Q: My last question begins with a long quote from one of your admirers …A: Who is this?
Q: You will know him when I finish the quote. He was reported to have said at your 66th birthday that you are “the only surviving member of Zanu-PF’s first Politburo meeting because in the first days the President did not attend the Politburo. All the others who attended the first meetings are now dead. I’m sure he is alive for a reason which we all know”. The admirer was implying that God has preserved you for the presidency. Interestingly, today, from inside and outside the country many people see you as the leading candidate to succeed President Mugabe. Are they right in their assessments?A: No, they are totally wrong. Before we called it a Politburo, it was the National Executive Committee or NEC. We were only 12 members. And Mugabe was chairing it. I don’t know whether every member of the NEC is dead. At least, Mugabe is there, I am there, Teurai Mujuru is there, she was the only female member of the NEC.
Then we introduced the Politburo when we came into the country from exile. Initially it was only the heads of departments of the party who were members of the Politburo. And Mugabe was chairing it again. There is no time that Mugabe was not chairing. Looking back since 1977, I have been there throughout, first as NEC member, and from 1984 when the Politburo was introduced, as a Politburo member.
Again, looking at the Politburo members from that time who are still alive, there is Mugabe, there is myself, there is Teurai Mujuru. Who else is alive? I will tell you when I remember their names. But later on, the deputy heads of departments of Zanu-PF were made Politburo members. And that brings in Sekaramayi and others. But throughout the lifespan of the NEC and Politburo, Mugabe has been chairing.
Q: And the people who see you as the leading candidate to succeed President Mugabe, are they right in their assessments?A: No, they are not informed. I think they are outside Zanu-PF. Those inside Zanu-PF know that being vice president or being a member of the Politburo or Central Committee is not a stepping-stone to becoming president. Not at all. A president is elected at the party congress. There are no conditions that you must be at this level or that level to become president. The condition is that you must be a member of Zanu-PF, and anybody can become a member of Zanu-PF. So you can’t say that because I am vice president or a member of the Politburo or a member of the Central Committee, I am nearer to becoming President.
You see, you can be on the road between the State House and Zim House, the President’s official residence across the road.
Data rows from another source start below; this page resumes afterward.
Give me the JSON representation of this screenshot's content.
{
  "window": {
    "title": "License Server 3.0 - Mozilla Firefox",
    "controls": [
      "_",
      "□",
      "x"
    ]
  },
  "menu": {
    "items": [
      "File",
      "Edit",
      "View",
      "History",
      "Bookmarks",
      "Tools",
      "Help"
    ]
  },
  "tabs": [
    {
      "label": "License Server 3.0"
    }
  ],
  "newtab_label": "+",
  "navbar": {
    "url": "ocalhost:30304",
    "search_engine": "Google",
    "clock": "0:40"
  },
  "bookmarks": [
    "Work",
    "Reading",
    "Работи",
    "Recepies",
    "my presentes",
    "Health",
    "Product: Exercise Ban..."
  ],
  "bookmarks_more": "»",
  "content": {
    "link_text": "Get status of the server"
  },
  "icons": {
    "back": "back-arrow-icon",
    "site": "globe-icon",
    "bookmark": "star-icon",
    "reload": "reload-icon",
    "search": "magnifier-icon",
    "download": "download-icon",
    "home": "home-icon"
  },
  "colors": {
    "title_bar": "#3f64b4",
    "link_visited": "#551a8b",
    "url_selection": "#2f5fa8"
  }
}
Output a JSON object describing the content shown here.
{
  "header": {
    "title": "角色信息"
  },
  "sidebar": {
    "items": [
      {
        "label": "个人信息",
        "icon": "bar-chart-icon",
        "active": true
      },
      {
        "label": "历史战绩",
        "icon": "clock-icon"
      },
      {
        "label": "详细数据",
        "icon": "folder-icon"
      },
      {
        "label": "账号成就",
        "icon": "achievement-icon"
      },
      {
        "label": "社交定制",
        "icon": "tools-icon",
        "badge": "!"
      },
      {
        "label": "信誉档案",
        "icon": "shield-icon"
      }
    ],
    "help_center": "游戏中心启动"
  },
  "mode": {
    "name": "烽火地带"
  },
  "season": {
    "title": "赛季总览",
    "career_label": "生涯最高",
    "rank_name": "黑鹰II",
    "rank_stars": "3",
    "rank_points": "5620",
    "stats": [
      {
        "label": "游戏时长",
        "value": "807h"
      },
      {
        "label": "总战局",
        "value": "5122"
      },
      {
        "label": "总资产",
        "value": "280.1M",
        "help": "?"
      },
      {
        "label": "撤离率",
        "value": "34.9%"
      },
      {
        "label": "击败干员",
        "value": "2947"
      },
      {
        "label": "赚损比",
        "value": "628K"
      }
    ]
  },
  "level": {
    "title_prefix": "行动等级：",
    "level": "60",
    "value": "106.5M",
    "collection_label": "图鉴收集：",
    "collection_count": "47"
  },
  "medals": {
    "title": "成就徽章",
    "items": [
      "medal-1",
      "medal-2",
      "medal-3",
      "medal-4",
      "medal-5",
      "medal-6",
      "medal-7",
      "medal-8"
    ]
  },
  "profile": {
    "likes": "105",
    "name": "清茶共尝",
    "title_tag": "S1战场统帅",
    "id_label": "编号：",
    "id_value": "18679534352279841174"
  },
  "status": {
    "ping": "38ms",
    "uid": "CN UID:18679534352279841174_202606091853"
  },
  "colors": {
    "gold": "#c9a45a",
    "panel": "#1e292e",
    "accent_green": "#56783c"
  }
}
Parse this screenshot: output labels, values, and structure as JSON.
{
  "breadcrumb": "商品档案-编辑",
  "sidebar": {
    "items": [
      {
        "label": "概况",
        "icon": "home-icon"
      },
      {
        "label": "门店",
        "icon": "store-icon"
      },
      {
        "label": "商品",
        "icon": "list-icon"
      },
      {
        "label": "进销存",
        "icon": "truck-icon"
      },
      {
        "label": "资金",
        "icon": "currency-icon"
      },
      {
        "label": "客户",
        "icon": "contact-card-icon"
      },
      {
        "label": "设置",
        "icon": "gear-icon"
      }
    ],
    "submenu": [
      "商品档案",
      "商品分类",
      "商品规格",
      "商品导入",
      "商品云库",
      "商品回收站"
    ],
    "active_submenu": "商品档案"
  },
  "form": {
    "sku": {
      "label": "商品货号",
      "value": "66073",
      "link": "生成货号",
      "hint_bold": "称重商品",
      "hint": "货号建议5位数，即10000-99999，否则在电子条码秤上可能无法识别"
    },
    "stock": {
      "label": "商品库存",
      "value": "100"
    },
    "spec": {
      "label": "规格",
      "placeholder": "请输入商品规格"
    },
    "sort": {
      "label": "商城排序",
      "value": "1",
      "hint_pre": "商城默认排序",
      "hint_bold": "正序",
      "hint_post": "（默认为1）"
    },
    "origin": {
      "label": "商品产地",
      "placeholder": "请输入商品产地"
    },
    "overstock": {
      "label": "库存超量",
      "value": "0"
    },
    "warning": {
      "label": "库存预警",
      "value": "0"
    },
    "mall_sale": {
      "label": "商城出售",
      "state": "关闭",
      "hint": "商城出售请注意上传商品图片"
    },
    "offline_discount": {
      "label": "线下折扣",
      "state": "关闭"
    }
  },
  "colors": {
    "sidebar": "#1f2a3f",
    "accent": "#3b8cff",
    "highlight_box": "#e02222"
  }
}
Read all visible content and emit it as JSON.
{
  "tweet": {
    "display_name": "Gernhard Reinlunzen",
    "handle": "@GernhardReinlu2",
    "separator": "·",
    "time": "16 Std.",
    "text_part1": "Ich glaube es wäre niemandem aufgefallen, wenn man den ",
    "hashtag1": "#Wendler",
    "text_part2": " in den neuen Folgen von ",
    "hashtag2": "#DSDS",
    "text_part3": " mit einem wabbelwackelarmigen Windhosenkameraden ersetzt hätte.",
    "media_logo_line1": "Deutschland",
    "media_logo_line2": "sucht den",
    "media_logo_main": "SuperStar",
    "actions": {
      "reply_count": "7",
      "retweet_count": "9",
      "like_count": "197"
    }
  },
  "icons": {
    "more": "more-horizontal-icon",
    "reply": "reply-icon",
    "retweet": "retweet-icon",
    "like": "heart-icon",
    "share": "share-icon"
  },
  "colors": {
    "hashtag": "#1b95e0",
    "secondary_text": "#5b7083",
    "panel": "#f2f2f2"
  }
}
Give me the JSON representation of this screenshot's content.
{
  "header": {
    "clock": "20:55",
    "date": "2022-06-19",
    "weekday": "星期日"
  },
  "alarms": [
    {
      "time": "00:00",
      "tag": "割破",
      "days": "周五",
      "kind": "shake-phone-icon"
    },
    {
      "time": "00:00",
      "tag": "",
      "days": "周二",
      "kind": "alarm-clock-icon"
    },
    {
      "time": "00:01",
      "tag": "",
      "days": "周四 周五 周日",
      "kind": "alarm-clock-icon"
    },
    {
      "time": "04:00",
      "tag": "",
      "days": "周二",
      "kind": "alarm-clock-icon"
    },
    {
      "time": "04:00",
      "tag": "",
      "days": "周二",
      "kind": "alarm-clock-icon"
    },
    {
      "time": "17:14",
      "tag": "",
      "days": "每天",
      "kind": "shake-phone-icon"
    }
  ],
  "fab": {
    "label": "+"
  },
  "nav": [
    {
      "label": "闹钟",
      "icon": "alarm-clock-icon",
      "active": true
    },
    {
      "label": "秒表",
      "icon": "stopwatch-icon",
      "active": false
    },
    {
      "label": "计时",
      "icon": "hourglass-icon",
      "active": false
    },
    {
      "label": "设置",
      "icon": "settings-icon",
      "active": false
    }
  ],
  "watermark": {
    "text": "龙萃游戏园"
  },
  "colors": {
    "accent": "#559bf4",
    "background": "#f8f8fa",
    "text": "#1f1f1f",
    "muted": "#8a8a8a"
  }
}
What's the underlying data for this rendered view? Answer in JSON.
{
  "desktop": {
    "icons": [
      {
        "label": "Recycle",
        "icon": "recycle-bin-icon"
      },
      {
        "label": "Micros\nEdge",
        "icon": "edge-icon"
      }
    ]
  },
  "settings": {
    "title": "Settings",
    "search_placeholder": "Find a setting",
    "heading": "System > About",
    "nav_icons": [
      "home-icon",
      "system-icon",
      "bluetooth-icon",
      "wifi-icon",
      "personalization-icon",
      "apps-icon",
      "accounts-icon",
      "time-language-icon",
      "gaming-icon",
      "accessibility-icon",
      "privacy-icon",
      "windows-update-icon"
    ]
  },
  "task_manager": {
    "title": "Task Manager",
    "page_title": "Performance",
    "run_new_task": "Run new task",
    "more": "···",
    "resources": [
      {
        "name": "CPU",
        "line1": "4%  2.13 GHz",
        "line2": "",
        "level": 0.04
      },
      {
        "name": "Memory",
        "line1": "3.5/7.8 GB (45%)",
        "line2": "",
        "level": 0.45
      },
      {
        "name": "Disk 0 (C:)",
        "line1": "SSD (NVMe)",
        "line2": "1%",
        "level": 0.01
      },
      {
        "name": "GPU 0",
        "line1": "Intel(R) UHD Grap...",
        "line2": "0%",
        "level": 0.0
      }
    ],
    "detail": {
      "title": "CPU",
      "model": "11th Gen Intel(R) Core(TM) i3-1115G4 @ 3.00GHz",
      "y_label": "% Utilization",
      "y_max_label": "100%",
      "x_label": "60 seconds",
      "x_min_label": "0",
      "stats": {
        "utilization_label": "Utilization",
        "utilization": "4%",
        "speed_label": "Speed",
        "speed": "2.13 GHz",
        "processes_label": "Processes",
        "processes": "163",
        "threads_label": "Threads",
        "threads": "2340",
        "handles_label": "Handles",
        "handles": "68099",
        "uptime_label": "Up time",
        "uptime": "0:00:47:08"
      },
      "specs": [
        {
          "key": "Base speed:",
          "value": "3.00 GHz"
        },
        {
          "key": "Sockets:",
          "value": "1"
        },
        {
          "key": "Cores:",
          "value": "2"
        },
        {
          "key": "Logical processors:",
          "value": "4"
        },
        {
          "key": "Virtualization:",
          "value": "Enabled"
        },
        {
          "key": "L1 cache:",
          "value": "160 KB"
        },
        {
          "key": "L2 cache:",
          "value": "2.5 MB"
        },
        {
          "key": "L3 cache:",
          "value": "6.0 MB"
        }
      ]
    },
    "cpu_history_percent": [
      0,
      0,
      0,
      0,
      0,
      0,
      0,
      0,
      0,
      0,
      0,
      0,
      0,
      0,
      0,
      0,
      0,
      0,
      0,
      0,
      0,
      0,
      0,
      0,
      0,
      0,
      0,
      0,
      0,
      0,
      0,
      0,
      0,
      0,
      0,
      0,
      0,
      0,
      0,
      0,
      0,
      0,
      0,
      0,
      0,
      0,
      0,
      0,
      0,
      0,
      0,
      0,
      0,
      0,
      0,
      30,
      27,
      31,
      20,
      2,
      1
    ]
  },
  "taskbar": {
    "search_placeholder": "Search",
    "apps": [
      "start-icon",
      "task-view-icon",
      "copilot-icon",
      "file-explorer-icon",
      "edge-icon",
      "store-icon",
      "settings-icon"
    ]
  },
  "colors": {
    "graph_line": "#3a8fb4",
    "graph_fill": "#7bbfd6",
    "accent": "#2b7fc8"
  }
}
You can throw a stone into the yard of the State House when you are on that road, but someone walking from here to China will arrive first before you arrive in State House if you are on that road. So that is what it is. That is how far it is!
Q: Now this is my very last question I promise: Somebody has said that Zanu-PF as a party thrives on having enemies and that if the party has no enemies, it creates one. Is that why there is so much infighting in the party currently?A: [Laughs heartily]. No, Zanu is democratic. If you create a democratic situation where people are allowed to think freely, people will not agree on anything, and this is where the healthiness of the party is. This is why the party has survived for 52 years now. It is because we allow internal debate. People debate, they disagree, agree, and agree to disagree. Others get thrown out. This is what it is.
But if you coerce people into one straight line, then it is like the MDC [the opposition Movement for Democracy Change]. It breaks! Now there are five MDCs, but there is still only one Zanu-PF in 52 years. It is because we exercise democracy where we allow people to disagree, and they can still sit together and have tea. But when it comes to issues, we differ in order to arrive at the best solution for the party, the best way forward, the best way to arrive at the correct line to preserve the party, the best way to lead the people. That is the reason. It is not creating enemies. It is creating the environment where you are allowed to air your foolishness or wisdom.